[Entries provided]

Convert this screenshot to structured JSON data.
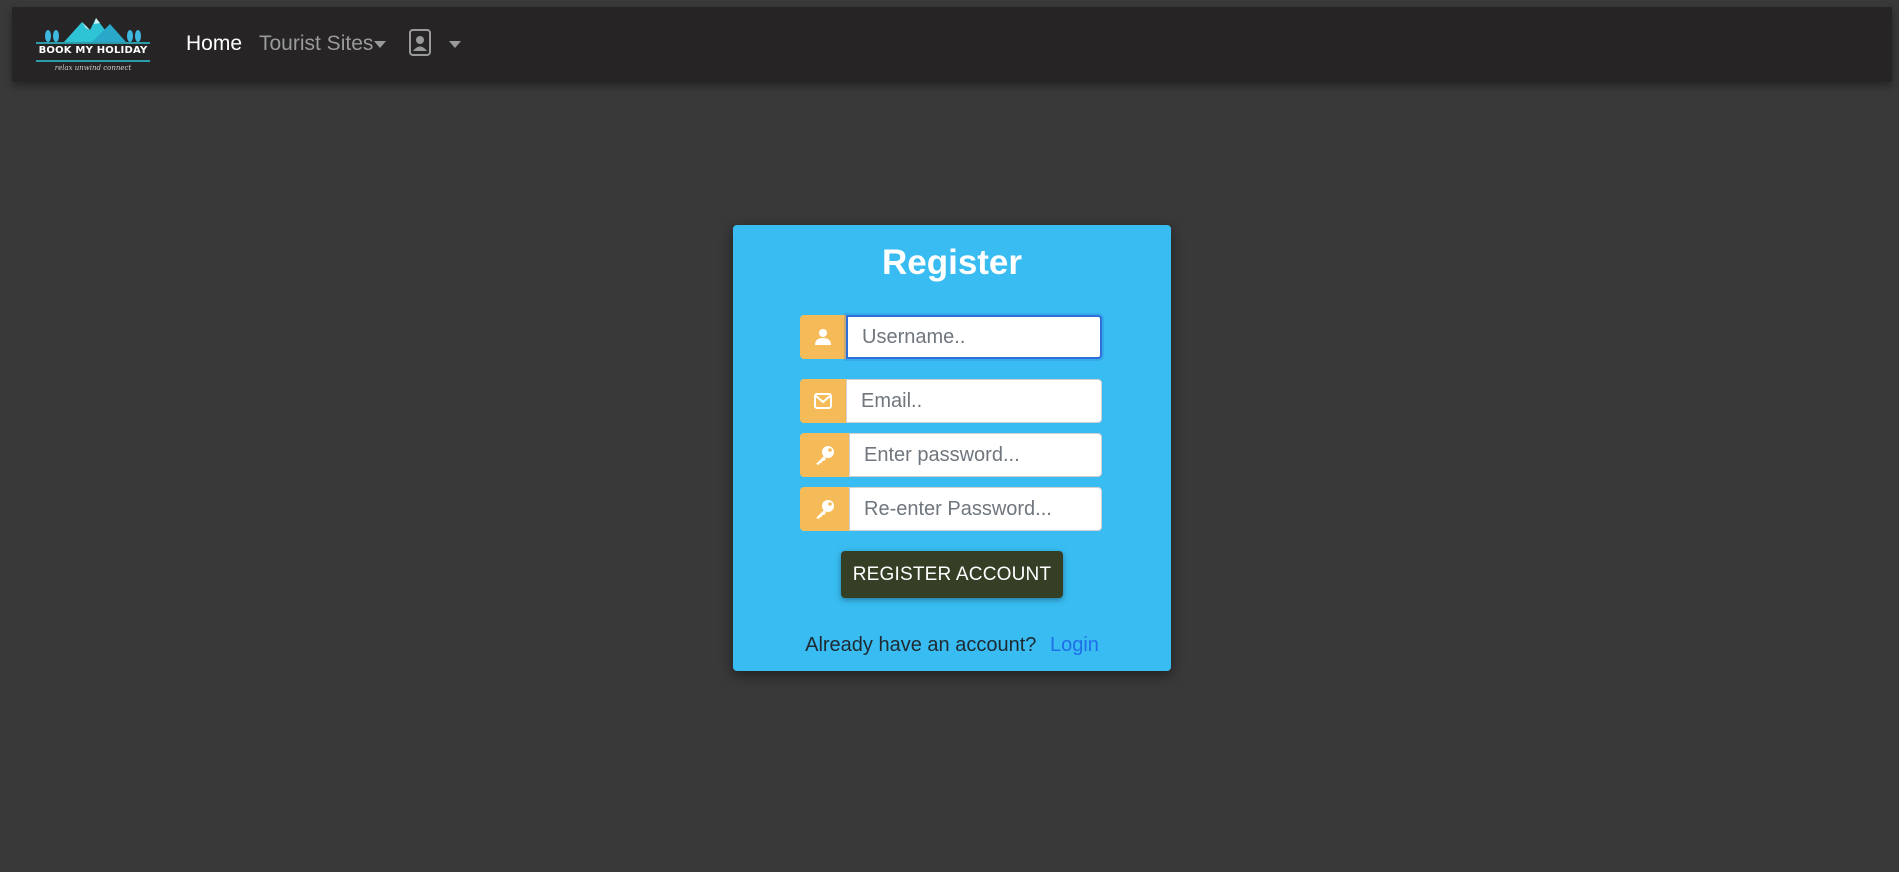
{
  "brand": {
    "logo_title": "BOOK MY HOLIDAY",
    "logo_tagline": "relax unwind connect",
    "colors": {
      "mountains": "#2ec4d6",
      "trees": "#3fb8e0"
    }
  },
  "nav": {
    "home": "Home",
    "tourist_sites": "Tourist Sites",
    "profile_icon": "contact-card-icon"
  },
  "form": {
    "title": "Register",
    "username": {
      "placeholder": "Username..",
      "value": "",
      "icon": "user-icon"
    },
    "email": {
      "placeholder": "Email..",
      "value": "",
      "icon": "envelope-icon"
    },
    "password": {
      "placeholder": "Enter password...",
      "value": "",
      "icon": "key-icon"
    },
    "confirm_password": {
      "placeholder": "Re-enter Password...",
      "value": "",
      "icon": "key-icon"
    },
    "submit_label": "REGISTER ACCOUNT",
    "footer_text": "Already have an account?",
    "login_label": "Login"
  },
  "colors": {
    "page_bg": "#393939",
    "navbar_bg": "#262425",
    "card_bg": "#38bcf1",
    "addon_bg": "#f6bb59",
    "button_bg": "#353f26",
    "link": "#1f6fe8"
  }
}
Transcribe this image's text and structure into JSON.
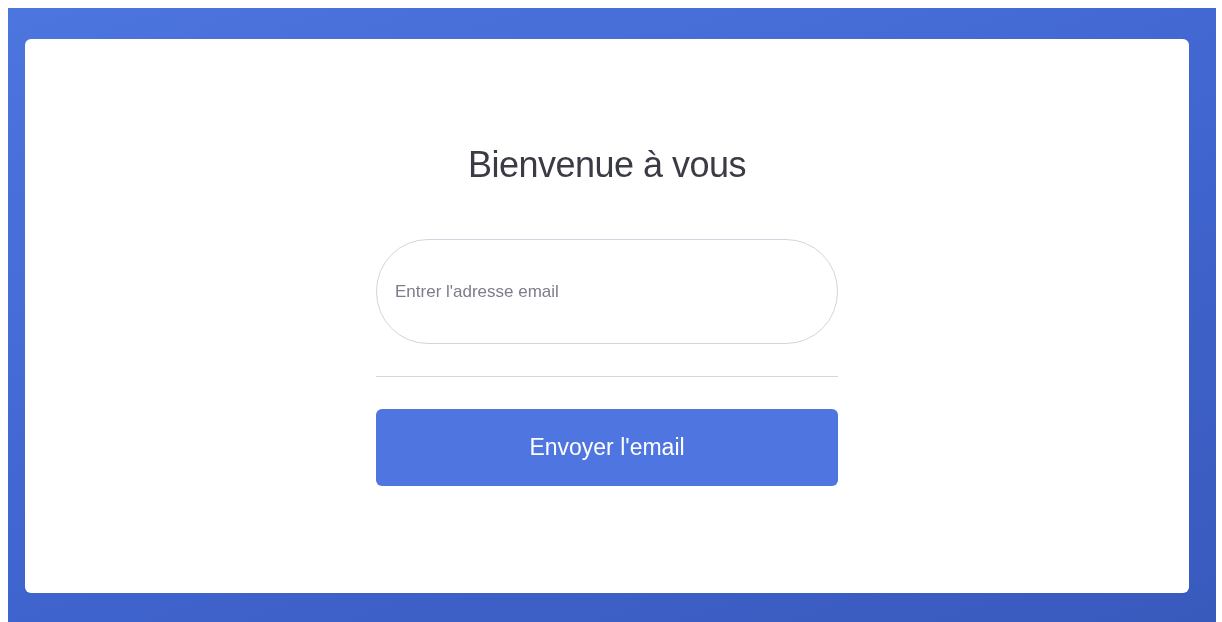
{
  "heading": "Bienvenue à vous",
  "email_field": {
    "placeholder": "Entrer l'adresse email"
  },
  "submit_button": {
    "label": "Envoyer l'email"
  }
}
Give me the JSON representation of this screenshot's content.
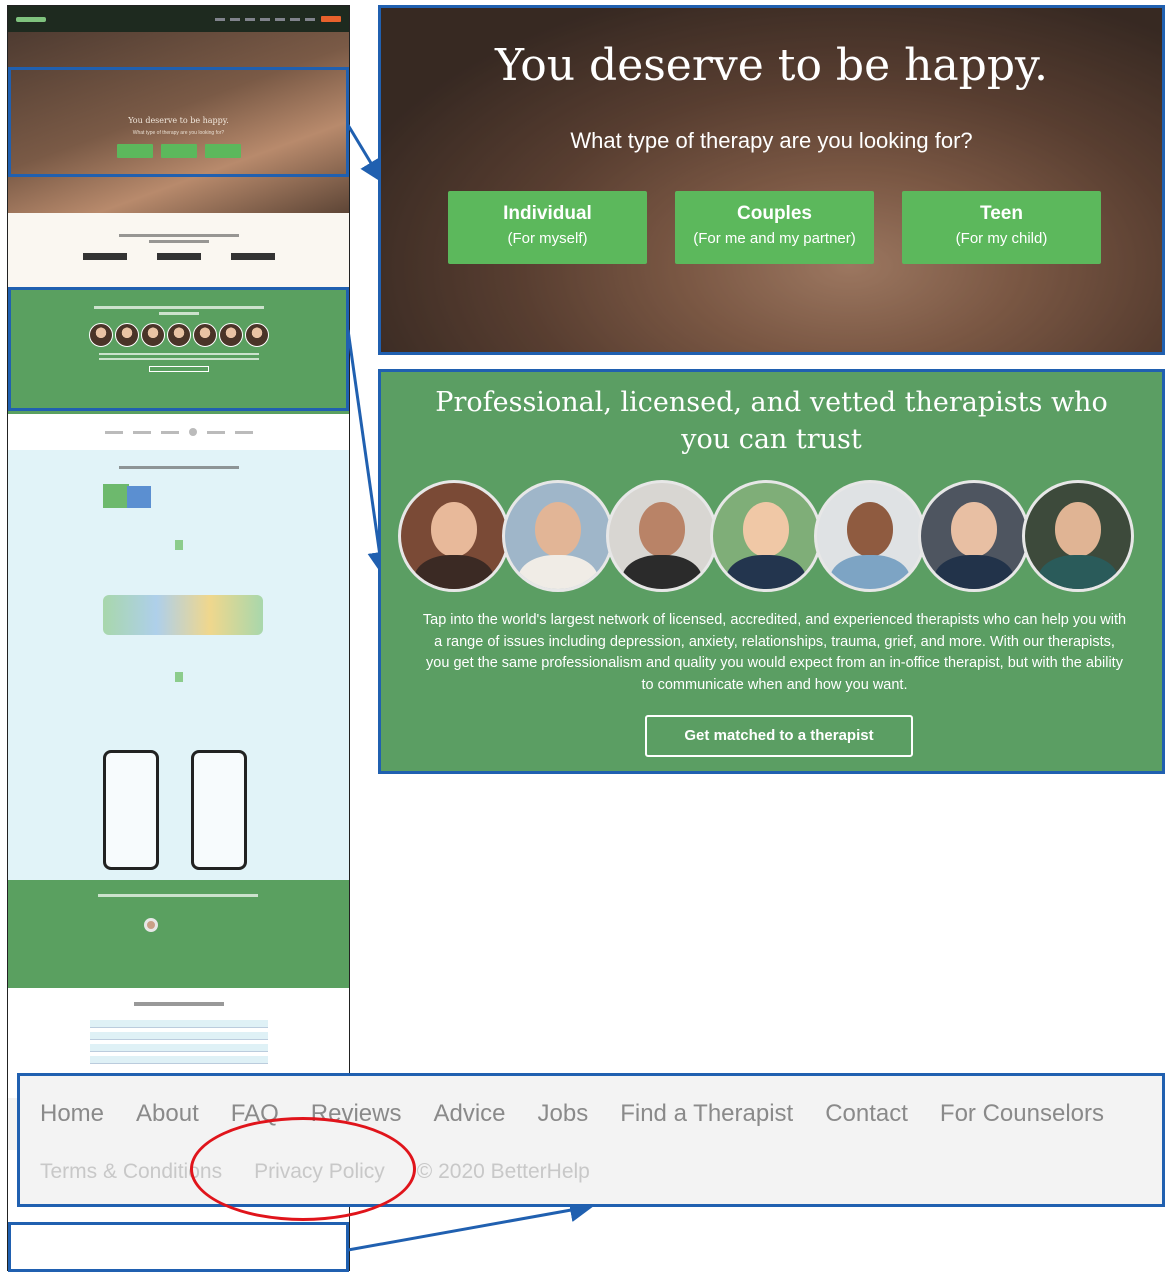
{
  "hero": {
    "title": "You deserve to be happy.",
    "question": "What type of therapy are you looking for?",
    "options": [
      {
        "label": "Individual",
        "sub": "(For myself)"
      },
      {
        "label": "Couples",
        "sub": "(For me and my partner)"
      },
      {
        "label": "Teen",
        "sub": "(For my child)"
      }
    ]
  },
  "therapists": {
    "title": "Professional, licensed, and vetted therapists who you can trust",
    "body": "Tap into the world's largest network of licensed, accredited, and experienced therapists who can help you with a range of issues including depression, anxiety, relationships, trauma, grief, and more. With our therapists, you get the same professionalism and quality you would expect from an in-office therapist, but with the ability to communicate when and how you want.",
    "cta": "Get matched to a therapist"
  },
  "footer": {
    "links": [
      "Home",
      "About",
      "FAQ",
      "Reviews",
      "Advice",
      "Jobs",
      "Find a Therapist",
      "Contact",
      "For Counselors"
    ],
    "legal": [
      "Terms & Conditions",
      "Privacy Policy",
      "© 2020 BetterHelp"
    ]
  },
  "colors": {
    "accent_green": "#5cb85c",
    "section_green": "#5b9e63",
    "annotation_blue": "#2060b0",
    "annotation_red": "#e0141b"
  }
}
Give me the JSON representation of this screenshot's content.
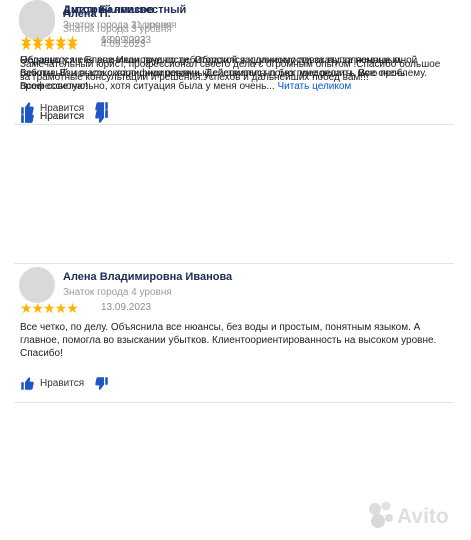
{
  "reviews": [
    {
      "name": "Алена П.",
      "level": "Знаток города 3 уровня",
      "stars": "★★★★★",
      "date": "4.09.2023",
      "text": "Замечательный юрист, профессионал своего дела с огромным опытом !Спасибо большое за грамотные консультации и решения.Успехов и дальнейших побед вам!!!",
      "like_label": "Нравится"
    },
    {
      "name": "Алена Владимировна Иванова",
      "level": "Знаток города 4 уровня",
      "stars": "★★★★★",
      "date": "13.09.2023",
      "text": "Все четко, по делу. Объяснила все нюансы, без воды и простым, понятным языком. А главное, помогла во взыскании убытков. Клиентоориентированность на высоком уровне. Спасибо!",
      "like_label": "Нравится"
    },
    {
      "name": "Антон Балмасов",
      "level": "Знаток города 11 уровня",
      "stars": "★★★★★",
      "date": "18.09.2023",
      "text": "Недавно у меня возникли трудности. Обратился к данному адвокату за помощью. Вежливый и высококвалифицированный специалист помог мне решить мою проблему. Всем советую!",
      "like_label": "Нравится"
    },
    {
      "name": "Дмитрий неизвестный",
      "level": "Знаток города 3 уровня",
      "stars": "★★★★★",
      "date": "6.09.2023",
      "text": "Обращался к Елене Ивановне по дебиторской задолженности за выполненные мной работы. Взыскали с хорошими пенями. Действительно без предоплаты. Все очень профессионально, хотя ситуация была у меня очень...",
      "more_label": "Читать целиком",
      "like_label": "Нравится"
    }
  ],
  "watermark": {
    "text": "Avito",
    "icon": "avito-logo"
  },
  "colors": {
    "star": "#ffb400",
    "name": "#1f2d54",
    "link": "#0a56d4",
    "meta": "#9b9b9b"
  }
}
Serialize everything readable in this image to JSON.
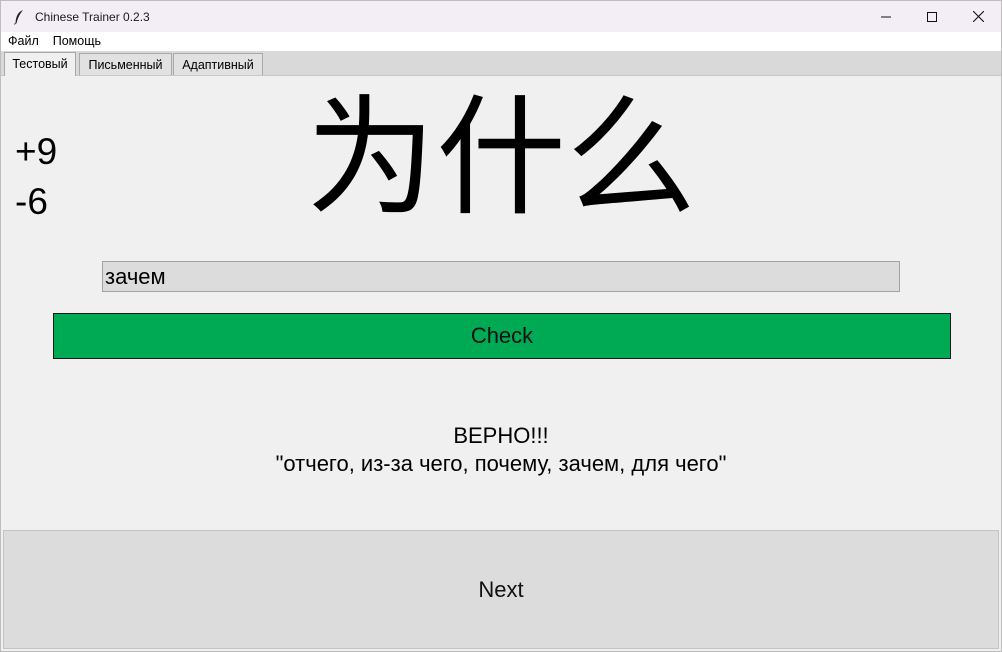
{
  "window": {
    "title": "Chinese Trainer 0.2.3",
    "icon": "feather-icon"
  },
  "menu": {
    "items": [
      {
        "label": "Файл"
      },
      {
        "label": "Помощь"
      }
    ]
  },
  "tabs": [
    {
      "label": "Тестовый",
      "active": true
    },
    {
      "label": "Письменный",
      "active": false
    },
    {
      "label": "Адаптивный",
      "active": false
    }
  ],
  "score": {
    "correct": "+9",
    "wrong": "-6"
  },
  "question": {
    "hanzi": "为什么"
  },
  "answer": {
    "value": "зачем",
    "placeholder": ""
  },
  "buttons": {
    "check_label": "Check",
    "next_label": "Next"
  },
  "result": {
    "status": "ВЕРНО!!!",
    "translations": "\"отчего, из-за чего, почему, зачем, для чего\""
  },
  "colors": {
    "check_button": "#00a953",
    "next_button": "#dcdcdc",
    "background": "#f0f0f0"
  }
}
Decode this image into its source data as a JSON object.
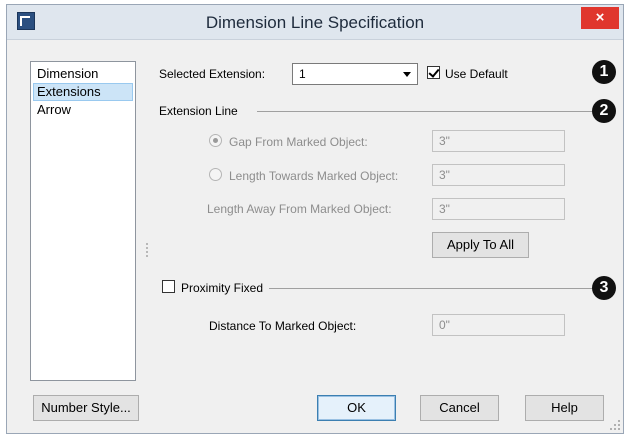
{
  "window": {
    "title": "Dimension Line Specification",
    "close_glyph": "×"
  },
  "sidebar": {
    "items": [
      {
        "label": "Dimension",
        "selected": false
      },
      {
        "label": "Extensions",
        "selected": true
      },
      {
        "label": "Arrow",
        "selected": false
      }
    ]
  },
  "selected_extension": {
    "label": "Selected Extension:",
    "value": "1",
    "use_default_label": "Use Default",
    "use_default_checked": true
  },
  "extension_line": {
    "heading": "Extension Line",
    "gap": {
      "label": "Gap From Marked Object:",
      "value": "3\"",
      "selected": true
    },
    "length_towards": {
      "label": "Length Towards Marked Object:",
      "value": "3\"",
      "selected": false
    },
    "length_away": {
      "label": "Length Away From Marked Object:",
      "value": "3\""
    },
    "apply_to_all_label": "Apply To All"
  },
  "proximity": {
    "label": "Proximity Fixed",
    "checked": false,
    "distance_label": "Distance To Marked Object:",
    "distance_value": "0\""
  },
  "buttons": {
    "number_style": "Number Style...",
    "ok": "OK",
    "cancel": "Cancel",
    "help": "Help"
  },
  "callouts": [
    "1",
    "2",
    "3"
  ],
  "icons": {
    "app": "dimension-app-icon",
    "close": "close-icon",
    "dropdown": "chevron-down-icon",
    "resize": "resize-grip-icon"
  },
  "colors": {
    "titlebar": "#dfe6ee",
    "close_button": "#e0362d",
    "selection": "#cce4f7",
    "callout": "#111111"
  }
}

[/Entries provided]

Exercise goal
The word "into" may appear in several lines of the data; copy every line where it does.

Output
Transcribe this image's text and structure into JSON.
    "body": "Tap into the world's largest network of licensed, accredited, and experienced therapists who can help you with a range of issues including depression, anxiety, relationships, trauma, grief, and more. With our therapists, you get the same professionalism and quality you would expect from an in-office therapist, but with the ability to communicate when and how you want.",
Decode this image into its source data as a JSON object.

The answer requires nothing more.